Finance minister Patrick Chinamasa yesterday claimed depositors were fuelling the country’s biting cash crisis by keeping money outside the formal banking system.
But depositors have said they were resorting to “pillow banking” because they could not access their cash from banks when they needed it.
Zimbabwe has been experiencing cash shortages in the past few weeks — reminiscent of the 2008 economic and political crisis — with depositors queuing for days at banks to get their hard-earned money.
“The liquidity crisis is a problem that we have to look squarely in the face and address,” Chinamasa said bizarrely, claiming that government was putting in place various measures, including a national financial strategy to ease the challenge.
“We have to understand that we don’t print the United States dollar. We are a unique country — one of three countries in the world — that pays wages and buys small goods like mazhanje in United States dollars and that comes with its own challenges,” he said.
Zimbabwe abandoned its own currency in 2009 and now uses mainly the US dollar and the South African rand, although other currencies are also legal tender.
However, the recent depreciation of regional currencies against the greenback has seen the country losing more money to increased imports, as it is now cheaper to import than buying local products.
Chinamasa added that the “temporary cash shortages” were also being accelerated by Zimbabweans refusal to embrace plastic money.
“Although we don’t print the US dollar we are a cash economy. Last year, tobacco farmers were all paid $600 million in cash which they went and put under the pillow.
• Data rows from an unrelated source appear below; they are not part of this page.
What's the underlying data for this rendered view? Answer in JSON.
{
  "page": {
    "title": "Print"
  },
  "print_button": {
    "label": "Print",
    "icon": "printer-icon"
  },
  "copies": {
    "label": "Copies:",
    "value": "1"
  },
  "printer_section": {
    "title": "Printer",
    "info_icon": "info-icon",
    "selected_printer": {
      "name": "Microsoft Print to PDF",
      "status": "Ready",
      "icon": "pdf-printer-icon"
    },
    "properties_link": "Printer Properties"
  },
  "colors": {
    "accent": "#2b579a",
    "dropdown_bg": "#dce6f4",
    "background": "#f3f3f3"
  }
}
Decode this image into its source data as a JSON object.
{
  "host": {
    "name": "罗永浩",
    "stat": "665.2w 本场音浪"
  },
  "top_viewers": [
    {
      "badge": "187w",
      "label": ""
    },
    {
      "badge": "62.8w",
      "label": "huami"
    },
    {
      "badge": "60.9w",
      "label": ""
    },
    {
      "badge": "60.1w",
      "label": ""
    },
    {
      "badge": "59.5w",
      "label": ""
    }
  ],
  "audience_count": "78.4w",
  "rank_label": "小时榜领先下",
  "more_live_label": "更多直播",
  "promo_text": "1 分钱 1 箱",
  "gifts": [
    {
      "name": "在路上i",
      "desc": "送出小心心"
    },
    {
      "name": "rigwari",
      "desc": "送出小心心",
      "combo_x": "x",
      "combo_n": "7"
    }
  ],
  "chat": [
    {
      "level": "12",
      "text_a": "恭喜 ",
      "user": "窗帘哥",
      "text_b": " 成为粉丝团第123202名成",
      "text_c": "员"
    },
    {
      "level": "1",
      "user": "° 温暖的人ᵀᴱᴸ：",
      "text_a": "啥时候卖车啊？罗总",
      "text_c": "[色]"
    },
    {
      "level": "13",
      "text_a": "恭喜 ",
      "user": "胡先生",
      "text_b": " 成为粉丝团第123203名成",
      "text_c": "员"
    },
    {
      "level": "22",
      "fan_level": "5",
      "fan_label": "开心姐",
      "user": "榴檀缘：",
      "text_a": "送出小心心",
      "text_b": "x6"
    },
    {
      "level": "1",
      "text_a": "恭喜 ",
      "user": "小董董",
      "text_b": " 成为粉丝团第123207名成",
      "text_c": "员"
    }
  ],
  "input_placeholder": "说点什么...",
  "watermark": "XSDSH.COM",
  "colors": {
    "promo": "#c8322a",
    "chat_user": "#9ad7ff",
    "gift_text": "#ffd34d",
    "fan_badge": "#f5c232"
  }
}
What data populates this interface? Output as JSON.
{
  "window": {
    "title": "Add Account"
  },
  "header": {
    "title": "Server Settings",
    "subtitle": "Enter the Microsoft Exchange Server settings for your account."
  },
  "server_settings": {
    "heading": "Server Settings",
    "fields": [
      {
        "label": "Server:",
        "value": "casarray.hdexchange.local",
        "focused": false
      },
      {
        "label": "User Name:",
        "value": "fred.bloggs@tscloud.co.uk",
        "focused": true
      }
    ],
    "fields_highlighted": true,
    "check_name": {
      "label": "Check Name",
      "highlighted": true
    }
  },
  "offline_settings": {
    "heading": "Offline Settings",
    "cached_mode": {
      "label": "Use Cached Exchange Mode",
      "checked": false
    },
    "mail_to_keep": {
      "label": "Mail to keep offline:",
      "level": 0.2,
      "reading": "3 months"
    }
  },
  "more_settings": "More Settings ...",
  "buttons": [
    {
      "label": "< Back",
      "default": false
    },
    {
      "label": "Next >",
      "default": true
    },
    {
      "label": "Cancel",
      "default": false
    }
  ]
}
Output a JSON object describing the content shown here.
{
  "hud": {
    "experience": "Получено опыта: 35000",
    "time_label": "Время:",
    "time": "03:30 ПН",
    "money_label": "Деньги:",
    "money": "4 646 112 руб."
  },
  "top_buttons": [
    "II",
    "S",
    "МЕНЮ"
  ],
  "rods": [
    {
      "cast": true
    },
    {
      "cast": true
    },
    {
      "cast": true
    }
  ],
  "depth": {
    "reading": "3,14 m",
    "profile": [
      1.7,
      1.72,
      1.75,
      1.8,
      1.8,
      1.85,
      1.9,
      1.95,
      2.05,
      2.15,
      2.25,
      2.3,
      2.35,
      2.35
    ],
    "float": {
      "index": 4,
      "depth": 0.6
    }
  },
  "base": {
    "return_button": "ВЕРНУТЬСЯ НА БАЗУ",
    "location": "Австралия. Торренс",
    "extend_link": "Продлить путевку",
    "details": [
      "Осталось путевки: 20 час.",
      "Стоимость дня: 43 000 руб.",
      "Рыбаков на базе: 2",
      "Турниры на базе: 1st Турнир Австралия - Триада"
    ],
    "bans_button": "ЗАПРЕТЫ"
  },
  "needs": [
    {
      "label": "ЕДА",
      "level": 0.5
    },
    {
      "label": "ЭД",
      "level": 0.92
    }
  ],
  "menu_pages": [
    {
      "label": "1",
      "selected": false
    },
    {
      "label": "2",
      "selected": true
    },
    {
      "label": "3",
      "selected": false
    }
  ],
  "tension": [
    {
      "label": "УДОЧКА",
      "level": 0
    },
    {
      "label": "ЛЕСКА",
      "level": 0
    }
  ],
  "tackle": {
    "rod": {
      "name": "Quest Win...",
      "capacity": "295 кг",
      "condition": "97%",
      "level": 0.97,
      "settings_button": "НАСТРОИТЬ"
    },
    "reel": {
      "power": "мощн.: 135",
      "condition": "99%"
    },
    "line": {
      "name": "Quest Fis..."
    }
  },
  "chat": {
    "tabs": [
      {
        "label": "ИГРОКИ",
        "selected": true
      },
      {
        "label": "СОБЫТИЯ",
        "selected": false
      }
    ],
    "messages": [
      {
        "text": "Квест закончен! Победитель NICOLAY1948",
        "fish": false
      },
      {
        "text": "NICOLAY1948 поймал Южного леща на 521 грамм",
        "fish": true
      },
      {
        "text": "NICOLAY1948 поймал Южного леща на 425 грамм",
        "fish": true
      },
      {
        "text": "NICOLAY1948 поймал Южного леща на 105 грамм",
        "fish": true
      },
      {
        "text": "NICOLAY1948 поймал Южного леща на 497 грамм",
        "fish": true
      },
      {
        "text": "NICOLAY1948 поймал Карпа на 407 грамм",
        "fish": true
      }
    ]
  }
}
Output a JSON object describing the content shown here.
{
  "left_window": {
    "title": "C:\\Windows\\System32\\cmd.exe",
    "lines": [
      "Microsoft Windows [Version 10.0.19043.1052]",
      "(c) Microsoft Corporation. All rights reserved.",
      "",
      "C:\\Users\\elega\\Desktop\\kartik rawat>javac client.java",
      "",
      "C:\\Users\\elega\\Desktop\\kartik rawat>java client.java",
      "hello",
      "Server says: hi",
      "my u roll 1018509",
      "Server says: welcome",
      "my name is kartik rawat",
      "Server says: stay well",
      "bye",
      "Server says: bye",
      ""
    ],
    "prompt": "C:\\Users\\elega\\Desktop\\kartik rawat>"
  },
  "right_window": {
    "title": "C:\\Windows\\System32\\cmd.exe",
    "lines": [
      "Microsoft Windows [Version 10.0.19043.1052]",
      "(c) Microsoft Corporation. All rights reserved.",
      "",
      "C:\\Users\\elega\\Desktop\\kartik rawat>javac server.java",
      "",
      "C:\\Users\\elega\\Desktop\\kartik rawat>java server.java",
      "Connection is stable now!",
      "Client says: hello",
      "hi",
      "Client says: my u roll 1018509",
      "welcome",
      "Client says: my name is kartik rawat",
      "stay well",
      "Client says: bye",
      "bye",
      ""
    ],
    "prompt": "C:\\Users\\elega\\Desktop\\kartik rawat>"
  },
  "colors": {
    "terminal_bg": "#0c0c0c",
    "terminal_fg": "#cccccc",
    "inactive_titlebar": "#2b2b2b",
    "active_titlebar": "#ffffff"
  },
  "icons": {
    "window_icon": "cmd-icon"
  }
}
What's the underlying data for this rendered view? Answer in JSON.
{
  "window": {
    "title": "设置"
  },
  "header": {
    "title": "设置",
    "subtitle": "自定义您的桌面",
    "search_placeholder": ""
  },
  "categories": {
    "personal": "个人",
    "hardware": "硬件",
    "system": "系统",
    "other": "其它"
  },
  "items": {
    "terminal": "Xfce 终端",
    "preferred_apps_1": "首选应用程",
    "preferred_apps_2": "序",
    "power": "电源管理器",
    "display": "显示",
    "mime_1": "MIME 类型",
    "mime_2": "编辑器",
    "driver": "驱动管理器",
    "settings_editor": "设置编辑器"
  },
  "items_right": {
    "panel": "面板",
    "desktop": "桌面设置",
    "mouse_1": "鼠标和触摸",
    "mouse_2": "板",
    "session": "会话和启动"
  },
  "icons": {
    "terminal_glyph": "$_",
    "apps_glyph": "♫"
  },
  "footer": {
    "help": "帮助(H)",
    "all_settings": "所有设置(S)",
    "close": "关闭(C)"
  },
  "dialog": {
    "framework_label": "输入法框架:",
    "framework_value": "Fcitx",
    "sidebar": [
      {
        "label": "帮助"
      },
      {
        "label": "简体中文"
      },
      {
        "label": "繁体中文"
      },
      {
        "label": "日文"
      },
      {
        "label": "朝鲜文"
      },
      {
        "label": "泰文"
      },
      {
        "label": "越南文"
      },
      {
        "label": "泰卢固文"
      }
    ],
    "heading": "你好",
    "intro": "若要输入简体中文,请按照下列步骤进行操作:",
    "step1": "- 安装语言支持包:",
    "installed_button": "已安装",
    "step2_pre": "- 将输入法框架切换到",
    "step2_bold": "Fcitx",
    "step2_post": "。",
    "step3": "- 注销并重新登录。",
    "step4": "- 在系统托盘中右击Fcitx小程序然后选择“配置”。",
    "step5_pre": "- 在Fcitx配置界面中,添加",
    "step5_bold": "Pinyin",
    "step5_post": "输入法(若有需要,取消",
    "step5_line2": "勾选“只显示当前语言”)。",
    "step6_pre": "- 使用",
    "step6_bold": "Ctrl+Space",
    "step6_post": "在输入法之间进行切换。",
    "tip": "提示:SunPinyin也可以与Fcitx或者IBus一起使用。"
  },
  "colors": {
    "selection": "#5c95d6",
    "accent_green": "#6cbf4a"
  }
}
You cannot move money out of the banking system and expect banks to remain with money,” he said.